Please copy the listing that follows exactly, leaving out any pictures.
Segment Start: Records for the exercise
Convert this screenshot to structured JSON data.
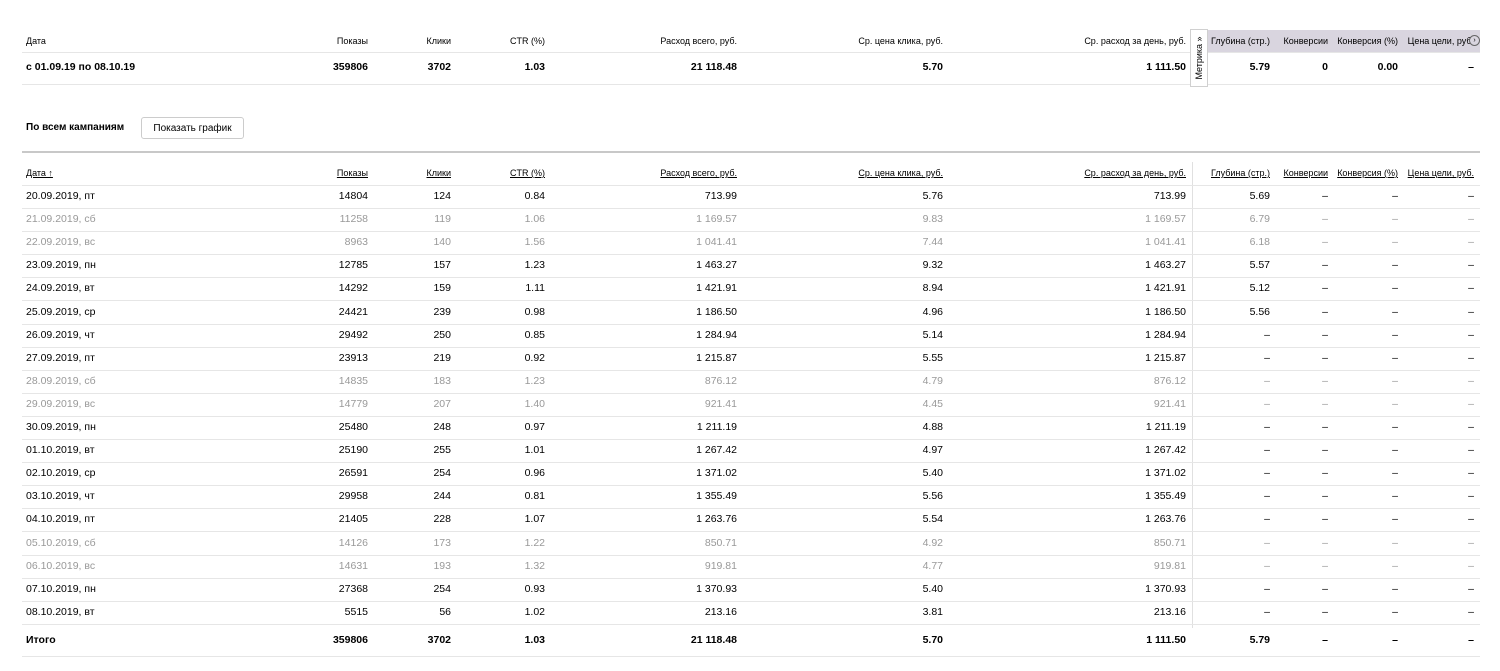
{
  "summary": {
    "headers": {
      "date": "Дата",
      "shows": "Показы",
      "clicks": "Клики",
      "ctr": "CTR (%)",
      "spend": "Расход всего, руб.",
      "cpc": "Ср. цена клика, руб.",
      "daily": "Ср. расход за день, руб.",
      "depth": "Глубина (стр.)",
      "conv": "Конверсии",
      "convpct": "Конверсия (%)",
      "goal": "Цена цели, руб."
    },
    "metrika_label": "Метрика »",
    "row": {
      "date": "с 01.09.19 по 08.10.19",
      "shows": "359806",
      "clicks": "3702",
      "ctr": "1.03",
      "spend": "21 118.48",
      "cpc": "5.70",
      "daily": "1 111.50",
      "depth": "5.79",
      "conv": "0",
      "convpct": "0.00",
      "goal": "–"
    }
  },
  "campaigns": {
    "label": "По всем кампаниям",
    "show_chart_button": "Показать график"
  },
  "table": {
    "headers": {
      "date": "Дата ↑",
      "shows": "Показы",
      "clicks": "Клики",
      "ctr": "CTR (%)",
      "spend": "Расход всего, руб.",
      "cpc": "Ср. цена клика, руб.",
      "daily": "Ср. расход за день, руб.",
      "depth": "Глубина (стр.)",
      "conv": "Конверсии",
      "convpct": "Конверсия (%)",
      "goal": "Цена цели, руб."
    },
    "rows": [
      {
        "date": "20.09.2019, пт",
        "shows": "14804",
        "clicks": "124",
        "ctr": "0.84",
        "spend": "713.99",
        "cpc": "5.76",
        "daily": "713.99",
        "depth": "5.69",
        "conv": "–",
        "convpct": "–",
        "goal": "–",
        "weekend": false
      },
      {
        "date": "21.09.2019, сб",
        "shows": "11258",
        "clicks": "119",
        "ctr": "1.06",
        "spend": "1 169.57",
        "cpc": "9.83",
        "daily": "1 169.57",
        "depth": "6.79",
        "conv": "–",
        "convpct": "–",
        "goal": "–",
        "weekend": true
      },
      {
        "date": "22.09.2019, вс",
        "shows": "8963",
        "clicks": "140",
        "ctr": "1.56",
        "spend": "1 041.41",
        "cpc": "7.44",
        "daily": "1 041.41",
        "depth": "6.18",
        "conv": "–",
        "convpct": "–",
        "goal": "–",
        "weekend": true
      },
      {
        "date": "23.09.2019, пн",
        "shows": "12785",
        "clicks": "157",
        "ctr": "1.23",
        "spend": "1 463.27",
        "cpc": "9.32",
        "daily": "1 463.27",
        "depth": "5.57",
        "conv": "–",
        "convpct": "–",
        "goal": "–",
        "weekend": false
      },
      {
        "date": "24.09.2019, вт",
        "shows": "14292",
        "clicks": "159",
        "ctr": "1.11",
        "spend": "1 421.91",
        "cpc": "8.94",
        "daily": "1 421.91",
        "depth": "5.12",
        "conv": "–",
        "convpct": "–",
        "goal": "–",
        "weekend": false
      },
      {
        "date": "25.09.2019, ср",
        "shows": "24421",
        "clicks": "239",
        "ctr": "0.98",
        "spend": "1 186.50",
        "cpc": "4.96",
        "daily": "1 186.50",
        "depth": "5.56",
        "conv": "–",
        "convpct": "–",
        "goal": "–",
        "weekend": false
      },
      {
        "date": "26.09.2019, чт",
        "shows": "29492",
        "clicks": "250",
        "ctr": "0.85",
        "spend": "1 284.94",
        "cpc": "5.14",
        "daily": "1 284.94",
        "depth": "–",
        "conv": "–",
        "convpct": "–",
        "goal": "–",
        "weekend": false
      },
      {
        "date": "27.09.2019, пт",
        "shows": "23913",
        "clicks": "219",
        "ctr": "0.92",
        "spend": "1 215.87",
        "cpc": "5.55",
        "daily": "1 215.87",
        "depth": "–",
        "conv": "–",
        "convpct": "–",
        "goal": "–",
        "weekend": false
      },
      {
        "date": "28.09.2019, сб",
        "shows": "14835",
        "clicks": "183",
        "ctr": "1.23",
        "spend": "876.12",
        "cpc": "4.79",
        "daily": "876.12",
        "depth": "–",
        "conv": "–",
        "convpct": "–",
        "goal": "–",
        "weekend": true
      },
      {
        "date": "29.09.2019, вс",
        "shows": "14779",
        "clicks": "207",
        "ctr": "1.40",
        "spend": "921.41",
        "cpc": "4.45",
        "daily": "921.41",
        "depth": "–",
        "conv": "–",
        "convpct": "–",
        "goal": "–",
        "weekend": true
      },
      {
        "date": "30.09.2019, пн",
        "shows": "25480",
        "clicks": "248",
        "ctr": "0.97",
        "spend": "1 211.19",
        "cpc": "4.88",
        "daily": "1 211.19",
        "depth": "–",
        "conv": "–",
        "convpct": "–",
        "goal": "–",
        "weekend": false
      },
      {
        "date": "01.10.2019, вт",
        "shows": "25190",
        "clicks": "255",
        "ctr": "1.01",
        "spend": "1 267.42",
        "cpc": "4.97",
        "daily": "1 267.42",
        "depth": "–",
        "conv": "–",
        "convpct": "–",
        "goal": "–",
        "weekend": false
      },
      {
        "date": "02.10.2019, ср",
        "shows": "26591",
        "clicks": "254",
        "ctr": "0.96",
        "spend": "1 371.02",
        "cpc": "5.40",
        "daily": "1 371.02",
        "depth": "–",
        "conv": "–",
        "convpct": "–",
        "goal": "–",
        "weekend": false
      },
      {
        "date": "03.10.2019, чт",
        "shows": "29958",
        "clicks": "244",
        "ctr": "0.81",
        "spend": "1 355.49",
        "cpc": "5.56",
        "daily": "1 355.49",
        "depth": "–",
        "conv": "–",
        "convpct": "–",
        "goal": "–",
        "weekend": false
      },
      {
        "date": "04.10.2019, пт",
        "shows": "21405",
        "clicks": "228",
        "ctr": "1.07",
        "spend": "1 263.76",
        "cpc": "5.54",
        "daily": "1 263.76",
        "depth": "–",
        "conv": "–",
        "convpct": "–",
        "goal": "–",
        "weekend": false
      },
      {
        "date": "05.10.2019, сб",
        "shows": "14126",
        "clicks": "173",
        "ctr": "1.22",
        "spend": "850.71",
        "cpc": "4.92",
        "daily": "850.71",
        "depth": "–",
        "conv": "–",
        "convpct": "–",
        "goal": "–",
        "weekend": true
      },
      {
        "date": "06.10.2019, вс",
        "shows": "14631",
        "clicks": "193",
        "ctr": "1.32",
        "spend": "919.81",
        "cpc": "4.77",
        "daily": "919.81",
        "depth": "–",
        "conv": "–",
        "convpct": "–",
        "goal": "–",
        "weekend": true
      },
      {
        "date": "07.10.2019, пн",
        "shows": "27368",
        "clicks": "254",
        "ctr": "0.93",
        "spend": "1 370.93",
        "cpc": "5.40",
        "daily": "1 370.93",
        "depth": "–",
        "conv": "–",
        "convpct": "–",
        "goal": "–",
        "weekend": false
      },
      {
        "date": "08.10.2019, вт",
        "shows": "5515",
        "clicks": "56",
        "ctr": "1.02",
        "spend": "213.16",
        "cpc": "3.81",
        "daily": "213.16",
        "depth": "–",
        "conv": "–",
        "convpct": "–",
        "goal": "–",
        "weekend": false
      }
    ],
    "total": {
      "date": "Итого",
      "shows": "359806",
      "clicks": "3702",
      "ctr": "1.03",
      "spend": "21 118.48",
      "cpc": "5.70",
      "daily": "1 111.50",
      "depth": "5.79",
      "conv": "–",
      "convpct": "–",
      "goal": "–"
    }
  }
}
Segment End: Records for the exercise
• [Task answer]:
Convert this screenshot to structured JSON data.
{
  "summary": {
    "headers": {
      "date": "Дата",
      "shows": "Показы",
      "clicks": "Клики",
      "ctr": "CTR (%)",
      "spend": "Расход всего, руб.",
      "cpc": "Ср. цена клика, руб.",
      "daily": "Ср. расход за день, руб.",
      "depth": "Глубина (стр.)",
      "conv": "Конверсии",
      "convpct": "Конверсия (%)",
      "goal": "Цена цели, руб."
    },
    "metrika_label": "Метрика »",
    "row": {
      "date": "с 01.09.19 по 08.10.19",
      "shows": "359806",
      "clicks": "3702",
      "ctr": "1.03",
      "spend": "21 118.48",
      "cpc": "5.70",
      "daily": "1 111.50",
      "depth": "5.79",
      "conv": "0",
      "convpct": "0.00",
      "goal": "–"
    }
  },
  "campaigns": {
    "label": "По всем кампаниям",
    "show_chart_button": "Показать график"
  },
  "table": {
    "headers": {
      "date": "Дата ↑",
      "shows": "Показы",
      "clicks": "Клики",
      "ctr": "CTR (%)",
      "spend": "Расход всего, руб.",
      "cpc": "Ср. цена клика, руб.",
      "daily": "Ср. расход за день, руб.",
      "depth": "Глубина (стр.)",
      "conv": "Конверсии",
      "convpct": "Конверсия (%)",
      "goal": "Цена цели, руб."
    },
    "rows": [
      {
        "date": "20.09.2019, пт",
        "shows": "14804",
        "clicks": "124",
        "ctr": "0.84",
        "spend": "713.99",
        "cpc": "5.76",
        "daily": "713.99",
        "depth": "5.69",
        "conv": "–",
        "convpct": "–",
        "goal": "–",
        "weekend": false
      },
      {
        "date": "21.09.2019, сб",
        "shows": "11258",
        "clicks": "119",
        "ctr": "1.06",
        "spend": "1 169.57",
        "cpc": "9.83",
        "daily": "1 169.57",
        "depth": "6.79",
        "conv": "–",
        "convpct": "–",
        "goal": "–",
        "weekend": true
      },
      {
        "date": "22.09.2019, вс",
        "shows": "8963",
        "clicks": "140",
        "ctr": "1.56",
        "spend": "1 041.41",
        "cpc": "7.44",
        "daily": "1 041.41",
        "depth": "6.18",
        "conv": "–",
        "convpct": "–",
        "goal": "–",
        "weekend": true
      },
      {
        "date": "23.09.2019, пн",
        "shows": "12785",
        "clicks": "157",
        "ctr": "1.23",
        "spend": "1 463.27",
        "cpc": "9.32",
        "daily": "1 463.27",
        "depth": "5.57",
        "conv": "–",
        "convpct": "–",
        "goal": "–",
        "weekend": false
      },
      {
        "date": "24.09.2019, вт",
        "shows": "14292",
        "clicks": "159",
        "ctr": "1.11",
        "spend": "1 421.91",
        "cpc": "8.94",
        "daily": "1 421.91",
        "depth": "5.12",
        "conv": "–",
        "convpct": "–",
        "goal": "–",
        "weekend": false
      },
      {
        "date": "25.09.2019, ср",
        "shows": "24421",
        "clicks": "239",
        "ctr": "0.98",
        "spend": "1 186.50",
        "cpc": "4.96",
        "daily": "1 186.50",
        "depth": "5.56",
        "conv": "–",
        "convpct": "–",
        "goal": "–",
        "weekend": false
      },
      {
        "date": "26.09.2019, чт",
        "shows": "29492",
        "clicks": "250",
        "ctr": "0.85",
        "spend": "1 284.94",
        "cpc": "5.14",
        "daily": "1 284.94",
        "depth": "–",
        "conv": "–",
        "convpct": "–",
        "goal": "–",
        "weekend": false
      },
      {
        "date": "27.09.2019, пт",
        "shows": "23913",
        "clicks": "219",
        "ctr": "0.92",
        "spend": "1 215.87",
        "cpc": "5.55",
        "daily": "1 215.87",
        "depth": "–",
        "conv": "–",
        "convpct": "–",
        "goal": "–",
        "weekend": false
      },
      {
        "date": "28.09.2019, сб",
        "shows": "14835",
        "clicks": "183",
        "ctr": "1.23",
        "spend": "876.12",
        "cpc": "4.79",
        "daily": "876.12",
        "depth": "–",
        "conv": "–",
        "convpct": "–",
        "goal": "–",
        "weekend": true
      },
      {
        "date": "29.09.2019, вс",
        "shows": "14779",
        "clicks": "207",
        "ctr": "1.40",
        "spend": "921.41",
        "cpc": "4.45",
        "daily": "921.41",
        "depth": "–",
        "conv": "–",
        "convpct": "–",
        "goal": "–",
        "weekend": true
      },
      {
        "date": "30.09.2019, пн",
        "shows": "25480",
        "clicks": "248",
        "ctr": "0.97",
        "spend": "1 211.19",
        "cpc": "4.88",
        "daily": "1 211.19",
        "depth": "–",
        "conv": "–",
        "convpct": "–",
        "goal": "–",
        "weekend": false
      },
      {
        "date": "01.10.2019, вт",
        "shows": "25190",
        "clicks": "255",
        "ctr": "1.01",
        "spend": "1 267.42",
        "cpc": "4.97",
        "daily": "1 267.42",
        "depth": "–",
        "conv": "–",
        "convpct": "–",
        "goal": "–",
        "weekend": false
      },
      {
        "date": "02.10.2019, ср",
        "shows": "26591",
        "clicks": "254",
        "ctr": "0.96",
        "spend": "1 371.02",
        "cpc": "5.40",
        "daily": "1 371.02",
        "depth": "–",
        "conv": "–",
        "convpct": "–",
        "goal": "–",
        "weekend": false
      },
      {
        "date": "03.10.2019, чт",
        "shows": "29958",
        "clicks": "244",
        "ctr": "0.81",
        "spend": "1 355.49",
        "cpc": "5.56",
        "daily": "1 355.49",
        "depth": "–",
        "conv": "–",
        "convpct": "–",
        "goal": "–",
        "weekend": false
      },
      {
        "date": "04.10.2019, пт",
        "shows": "21405",
        "clicks": "228",
        "ctr": "1.07",
        "spend": "1 263.76",
        "cpc": "5.54",
        "daily": "1 263.76",
        "depth": "–",
        "conv": "–",
        "convpct": "–",
        "goal": "–",
        "weekend": false
      },
      {
        "date": "05.10.2019, сб",
        "shows": "14126",
        "clicks": "173",
        "ctr": "1.22",
        "spend": "850.71",
        "cpc": "4.92",
        "daily": "850.71",
        "depth": "–",
        "conv": "–",
        "convpct": "–",
        "goal": "–",
        "weekend": true
      },
      {
        "date": "06.10.2019, вс",
        "shows": "14631",
        "clicks": "193",
        "ctr": "1.32",
        "spend": "919.81",
        "cpc": "4.77",
        "daily": "919.81",
        "depth": "–",
        "conv": "–",
        "convpct": "–",
        "goal": "–",
        "weekend": true
      },
      {
        "date": "07.10.2019, пн",
        "shows": "27368",
        "clicks": "254",
        "ctr": "0.93",
        "spend": "1 370.93",
        "cpc": "5.40",
        "daily": "1 370.93",
        "depth": "–",
        "conv": "–",
        "convpct": "–",
        "goal": "–",
        "weekend": false
      },
      {
        "date": "08.10.2019, вт",
        "shows": "5515",
        "clicks": "56",
        "ctr": "1.02",
        "spend": "213.16",
        "cpc": "3.81",
        "daily": "213.16",
        "depth": "–",
        "conv": "–",
        "convpct": "–",
        "goal": "–",
        "weekend": false
      }
    ],
    "total": {
      "date": "Итого",
      "shows": "359806",
      "clicks": "3702",
      "ctr": "1.03",
      "spend": "21 118.48",
      "cpc": "5.70",
      "daily": "1 111.50",
      "depth": "5.79",
      "conv": "–",
      "convpct": "–",
      "goal": "–"
    }
  }
}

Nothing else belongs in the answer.